The pub was opened in memory of Augustus by his son, Admiral Sir Caspar John. It was recommended in CAMRA’s Good Beer Guide 2013 and was named CAMRA Cider Pub of the Year in 2012 for Liverpool and District. It is popular with students, lecturers and the public alike.
The Eleanor Rathbone building is named after an extraordinary woman who dedicated her life to social reform and to helping the women of Liverpool.
Eleanor Frances Rathbone (1872- 1946) was the child of William Rathbone IV, a philanthropist and social reformer. She grew up at the family home in Greenbank (your student halls, though probably a lot grander then!) and in London. After finishing her education at Oxford, Eleanor returned to Liverpool where she began her remarkable career.
From 1896, Rathbone served on the board of the National Union of Women’s Suffrage Societies (NUWSS). This led to the establishment of the Liverpool Women’s Suffrage Society in 1909 and the first Women’s Association in Liverpool in 1913, aiming to help women get involved in politics.
In 1909 she was the first women to be elected to Liverpool City Council. She served the Granby Ward as an Independent until 1935.
In 1929 Eleanor became an Independent MP for the Combined Universities and continued as one until her death. She was involved in helping refugees, women’s suffrage and human rights. Eleanor is most associated with the campaign to introduce Family Allowances. This faced a great deal of opposition but the Family Allowance Act was passed in 1945, eventually developing into Child Benefit.

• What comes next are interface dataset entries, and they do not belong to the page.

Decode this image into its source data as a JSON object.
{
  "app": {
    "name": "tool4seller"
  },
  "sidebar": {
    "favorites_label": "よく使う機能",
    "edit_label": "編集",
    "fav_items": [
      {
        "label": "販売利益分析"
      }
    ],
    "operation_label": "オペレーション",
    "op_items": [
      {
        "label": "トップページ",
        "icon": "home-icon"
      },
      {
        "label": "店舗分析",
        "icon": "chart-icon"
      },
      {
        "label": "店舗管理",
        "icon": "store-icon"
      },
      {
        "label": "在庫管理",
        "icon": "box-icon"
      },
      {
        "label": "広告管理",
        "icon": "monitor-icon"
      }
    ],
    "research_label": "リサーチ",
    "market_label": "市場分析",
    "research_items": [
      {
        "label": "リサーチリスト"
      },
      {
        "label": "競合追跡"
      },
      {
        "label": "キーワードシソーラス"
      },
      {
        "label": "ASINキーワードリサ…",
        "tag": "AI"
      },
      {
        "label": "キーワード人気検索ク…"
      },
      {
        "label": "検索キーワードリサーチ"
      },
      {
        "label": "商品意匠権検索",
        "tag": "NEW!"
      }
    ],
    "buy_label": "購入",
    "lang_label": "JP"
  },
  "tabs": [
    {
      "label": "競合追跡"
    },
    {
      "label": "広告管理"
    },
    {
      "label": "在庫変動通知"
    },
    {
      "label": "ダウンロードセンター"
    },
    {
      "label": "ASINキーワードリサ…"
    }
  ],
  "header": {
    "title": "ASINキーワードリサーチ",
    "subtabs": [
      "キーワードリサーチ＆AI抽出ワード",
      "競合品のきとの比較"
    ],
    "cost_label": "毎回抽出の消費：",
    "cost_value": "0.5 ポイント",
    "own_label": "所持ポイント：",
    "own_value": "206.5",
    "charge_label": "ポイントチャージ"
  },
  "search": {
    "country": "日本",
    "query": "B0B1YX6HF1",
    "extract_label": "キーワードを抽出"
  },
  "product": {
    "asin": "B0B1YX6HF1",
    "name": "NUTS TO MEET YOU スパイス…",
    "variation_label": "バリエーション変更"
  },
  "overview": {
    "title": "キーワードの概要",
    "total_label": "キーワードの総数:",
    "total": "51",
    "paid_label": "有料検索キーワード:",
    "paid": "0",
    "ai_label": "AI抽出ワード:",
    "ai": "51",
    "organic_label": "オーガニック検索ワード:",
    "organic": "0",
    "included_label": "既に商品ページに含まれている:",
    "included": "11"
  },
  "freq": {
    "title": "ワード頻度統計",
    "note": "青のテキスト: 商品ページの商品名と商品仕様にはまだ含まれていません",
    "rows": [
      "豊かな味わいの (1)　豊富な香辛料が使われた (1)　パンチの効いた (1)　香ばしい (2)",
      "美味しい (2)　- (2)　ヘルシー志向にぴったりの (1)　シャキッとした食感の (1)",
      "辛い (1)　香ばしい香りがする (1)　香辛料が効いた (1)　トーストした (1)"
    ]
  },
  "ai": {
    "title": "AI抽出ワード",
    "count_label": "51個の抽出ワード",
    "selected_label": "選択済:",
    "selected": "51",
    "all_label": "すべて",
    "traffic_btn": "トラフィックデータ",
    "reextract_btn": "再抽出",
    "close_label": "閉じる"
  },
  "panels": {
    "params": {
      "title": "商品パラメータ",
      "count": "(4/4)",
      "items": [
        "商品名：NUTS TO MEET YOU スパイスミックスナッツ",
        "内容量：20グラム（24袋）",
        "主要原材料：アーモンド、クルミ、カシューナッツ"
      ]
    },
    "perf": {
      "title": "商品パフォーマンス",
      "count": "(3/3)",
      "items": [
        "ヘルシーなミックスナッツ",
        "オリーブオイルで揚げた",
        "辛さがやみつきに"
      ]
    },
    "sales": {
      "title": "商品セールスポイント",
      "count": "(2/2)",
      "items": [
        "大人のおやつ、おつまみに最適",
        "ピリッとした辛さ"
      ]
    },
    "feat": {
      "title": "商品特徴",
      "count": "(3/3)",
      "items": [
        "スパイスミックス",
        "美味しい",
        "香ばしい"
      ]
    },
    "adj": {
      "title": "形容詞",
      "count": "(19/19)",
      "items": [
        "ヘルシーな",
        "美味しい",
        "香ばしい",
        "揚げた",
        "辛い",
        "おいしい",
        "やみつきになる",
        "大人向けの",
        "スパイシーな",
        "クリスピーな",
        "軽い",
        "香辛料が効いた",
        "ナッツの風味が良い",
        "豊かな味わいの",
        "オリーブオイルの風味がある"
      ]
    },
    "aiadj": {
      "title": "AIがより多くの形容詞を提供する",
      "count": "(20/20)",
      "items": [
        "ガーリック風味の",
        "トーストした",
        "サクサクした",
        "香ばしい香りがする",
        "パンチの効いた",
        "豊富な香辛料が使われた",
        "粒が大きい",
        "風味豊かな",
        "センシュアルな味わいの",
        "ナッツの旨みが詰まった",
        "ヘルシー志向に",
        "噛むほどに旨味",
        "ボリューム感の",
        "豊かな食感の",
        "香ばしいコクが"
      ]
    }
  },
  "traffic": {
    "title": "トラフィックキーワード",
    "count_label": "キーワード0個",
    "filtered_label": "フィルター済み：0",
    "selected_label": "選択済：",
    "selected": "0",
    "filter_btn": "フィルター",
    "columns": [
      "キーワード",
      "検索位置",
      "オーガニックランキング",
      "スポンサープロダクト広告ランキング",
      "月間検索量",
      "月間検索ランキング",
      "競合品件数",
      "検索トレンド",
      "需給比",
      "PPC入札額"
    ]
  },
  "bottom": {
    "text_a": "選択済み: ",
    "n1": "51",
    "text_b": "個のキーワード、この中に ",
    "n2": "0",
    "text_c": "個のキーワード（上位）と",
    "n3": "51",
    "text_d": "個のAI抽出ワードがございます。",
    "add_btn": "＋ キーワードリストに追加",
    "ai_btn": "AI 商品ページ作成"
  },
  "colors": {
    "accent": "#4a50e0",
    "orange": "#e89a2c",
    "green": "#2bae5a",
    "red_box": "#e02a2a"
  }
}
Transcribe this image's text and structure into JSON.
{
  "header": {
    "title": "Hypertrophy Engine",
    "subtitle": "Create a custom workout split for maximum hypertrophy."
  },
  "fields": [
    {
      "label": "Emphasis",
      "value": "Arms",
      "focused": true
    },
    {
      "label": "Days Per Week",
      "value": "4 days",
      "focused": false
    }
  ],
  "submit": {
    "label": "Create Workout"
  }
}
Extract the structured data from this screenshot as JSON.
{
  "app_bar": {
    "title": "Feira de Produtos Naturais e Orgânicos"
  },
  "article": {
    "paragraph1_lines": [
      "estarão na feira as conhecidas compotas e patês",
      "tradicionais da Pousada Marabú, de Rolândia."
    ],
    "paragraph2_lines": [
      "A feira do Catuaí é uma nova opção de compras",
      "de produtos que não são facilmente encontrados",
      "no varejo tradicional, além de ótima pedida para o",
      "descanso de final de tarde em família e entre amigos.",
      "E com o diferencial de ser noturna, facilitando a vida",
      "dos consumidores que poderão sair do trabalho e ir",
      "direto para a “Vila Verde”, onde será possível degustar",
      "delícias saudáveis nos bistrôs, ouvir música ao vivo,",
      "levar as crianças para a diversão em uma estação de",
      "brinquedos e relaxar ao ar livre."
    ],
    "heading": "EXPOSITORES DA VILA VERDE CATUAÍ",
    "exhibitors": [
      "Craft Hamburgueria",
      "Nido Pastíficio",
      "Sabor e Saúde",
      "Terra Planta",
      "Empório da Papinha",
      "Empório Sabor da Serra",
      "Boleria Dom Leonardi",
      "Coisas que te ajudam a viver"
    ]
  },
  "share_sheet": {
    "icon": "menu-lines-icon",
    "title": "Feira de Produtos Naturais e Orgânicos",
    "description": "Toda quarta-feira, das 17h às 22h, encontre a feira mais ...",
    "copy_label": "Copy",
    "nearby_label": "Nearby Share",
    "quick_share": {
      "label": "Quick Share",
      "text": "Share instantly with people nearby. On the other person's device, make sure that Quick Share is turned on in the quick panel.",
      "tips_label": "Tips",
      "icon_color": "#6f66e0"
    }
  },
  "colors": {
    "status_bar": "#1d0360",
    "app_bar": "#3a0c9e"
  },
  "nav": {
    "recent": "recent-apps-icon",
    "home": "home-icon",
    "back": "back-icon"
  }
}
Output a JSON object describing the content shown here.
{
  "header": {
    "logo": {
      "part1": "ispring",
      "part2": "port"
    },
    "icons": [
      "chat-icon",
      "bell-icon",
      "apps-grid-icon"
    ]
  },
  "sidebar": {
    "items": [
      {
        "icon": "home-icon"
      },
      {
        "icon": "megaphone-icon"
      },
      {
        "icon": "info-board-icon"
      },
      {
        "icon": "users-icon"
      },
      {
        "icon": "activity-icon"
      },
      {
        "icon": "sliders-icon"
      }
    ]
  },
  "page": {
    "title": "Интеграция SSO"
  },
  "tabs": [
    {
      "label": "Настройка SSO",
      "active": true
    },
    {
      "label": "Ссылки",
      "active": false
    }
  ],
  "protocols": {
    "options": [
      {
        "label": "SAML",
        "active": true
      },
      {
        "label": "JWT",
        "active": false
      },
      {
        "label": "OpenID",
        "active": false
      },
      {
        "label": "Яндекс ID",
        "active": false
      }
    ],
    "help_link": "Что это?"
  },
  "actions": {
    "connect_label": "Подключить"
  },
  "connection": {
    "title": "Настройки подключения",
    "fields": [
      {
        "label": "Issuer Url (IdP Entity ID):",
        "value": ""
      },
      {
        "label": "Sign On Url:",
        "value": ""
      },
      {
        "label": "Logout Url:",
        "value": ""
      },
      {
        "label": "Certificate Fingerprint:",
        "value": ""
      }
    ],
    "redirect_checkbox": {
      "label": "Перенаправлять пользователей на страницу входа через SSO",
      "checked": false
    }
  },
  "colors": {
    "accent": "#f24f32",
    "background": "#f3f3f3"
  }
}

So ladies (and gents), raise a toast to Eleanor Rathbone! As testament to her great work, Eleanor was voted the 45th Greatest Merseysider of all time by Liverpool Echo readers in 2014. A few other names in that poll might also ring a bell: William Gladstone (20), Lord Leverhulme (41), William Roscoe (54), William Rathbone (64) and Doctor Duncan (67).
Harold Leopold Cohen (1873-1936) was the son of a Lord Mayor of Liverpool, Alderman Cohen. Alderman was the nephew of the founder of Lewis’s (the department store), David Lewis. Harold went on to become the first chairman of Lewis’s.
It’s that building with the naked man on by the Adelphi, can’t miss it.
In 1936 Harold donated £100,000 to the university for a library to be built. In a sad turn of events, he died on the day he was to place the foundation stone and never saw the final building. In May two years later the library was opened by Earl Baldwin of Bewdley, more commonly known as Prime Minister Stanley Baldwin.
The arts library is named after Sir Charles Sydney Jones (1872-1947). Sir Charles was a big name in Liverpool. He was a partner in a shipping line, High Sheriff of Lancashire in 1929, Lord Mayor of Liverpool from 1938 – 42 and was the Liberal MP for West Derby. He definitely kept himself busy!
In 1921 he donated five houses in Abercromby Square (the north side) to the university. Sir Charles also held notable positions here, such as the position of Treasurer (1918-1930), President of the Council (1930-36) and Pro-Chancellor (1936-42). He was knighted in 1937 and saw out his days in a house called ‘Eastbourne’ in Princes Park. When Sir Charles died in 1947, he left his estate of £40,000, his home and its contents to the university.